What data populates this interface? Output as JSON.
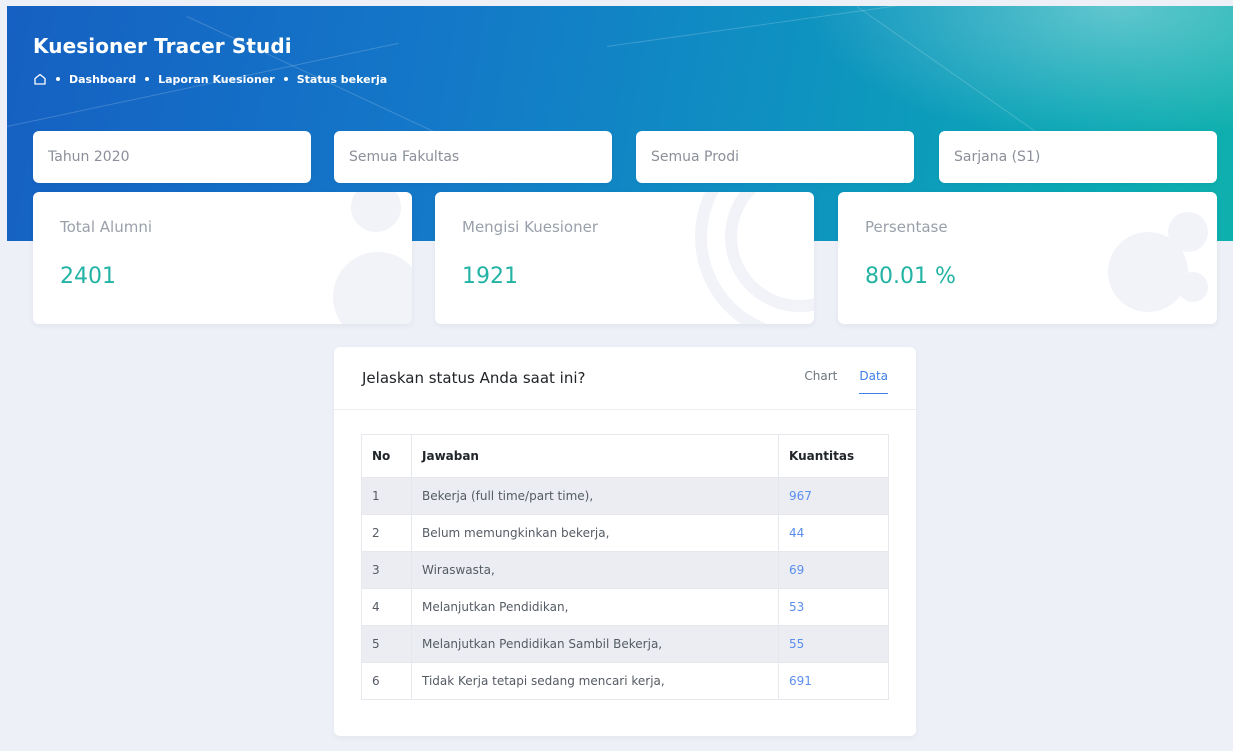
{
  "header": {
    "title": "Kuesioner Tracer Studi",
    "breadcrumb": [
      "Dashboard",
      "Laporan Kuesioner",
      "Status bekerja"
    ],
    "home_icon": "home-icon"
  },
  "filters": {
    "year": "Tahun 2020",
    "faculty": "Semua Fakultas",
    "prodi": "Semua Prodi",
    "level": "Sarjana (S1)"
  },
  "stats": [
    {
      "label": "Total Alumni",
      "value": "2401"
    },
    {
      "label": "Mengisi Kuesioner",
      "value": "1921"
    },
    {
      "label": "Persentase",
      "value": "80.01 %"
    }
  ],
  "card": {
    "title": "Jelaskan status Anda saat ini?",
    "tabs": [
      {
        "label": "Chart",
        "active": false
      },
      {
        "label": "Data",
        "active": true
      }
    ],
    "table": {
      "headers": [
        "No",
        "Jawaban",
        "Kuantitas"
      ],
      "rows": [
        [
          "1",
          "Bekerja (full time/part time),",
          "967"
        ],
        [
          "2",
          "Belum memungkinkan bekerja,",
          "44"
        ],
        [
          "3",
          "Wiraswasta,",
          "69"
        ],
        [
          "4",
          "Melanjutkan Pendidikan,",
          "53"
        ],
        [
          "5",
          "Melanjutkan Pendidikan Sambil Bekerja,",
          "55"
        ],
        [
          "6",
          "Tidak Kerja tetapi sedang mencari kerja,",
          "691"
        ]
      ]
    }
  },
  "colors": {
    "accent_teal": "#22b3a4",
    "link_blue": "#5b8def",
    "tab_active": "#3f7ee8"
  }
}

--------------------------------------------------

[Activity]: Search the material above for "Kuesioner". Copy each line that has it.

[Expected answer]:
    "title": "Kuesioner Tracer Studi",
      "Laporan Kuesioner",
      "label": "Mengisi Kuesioner",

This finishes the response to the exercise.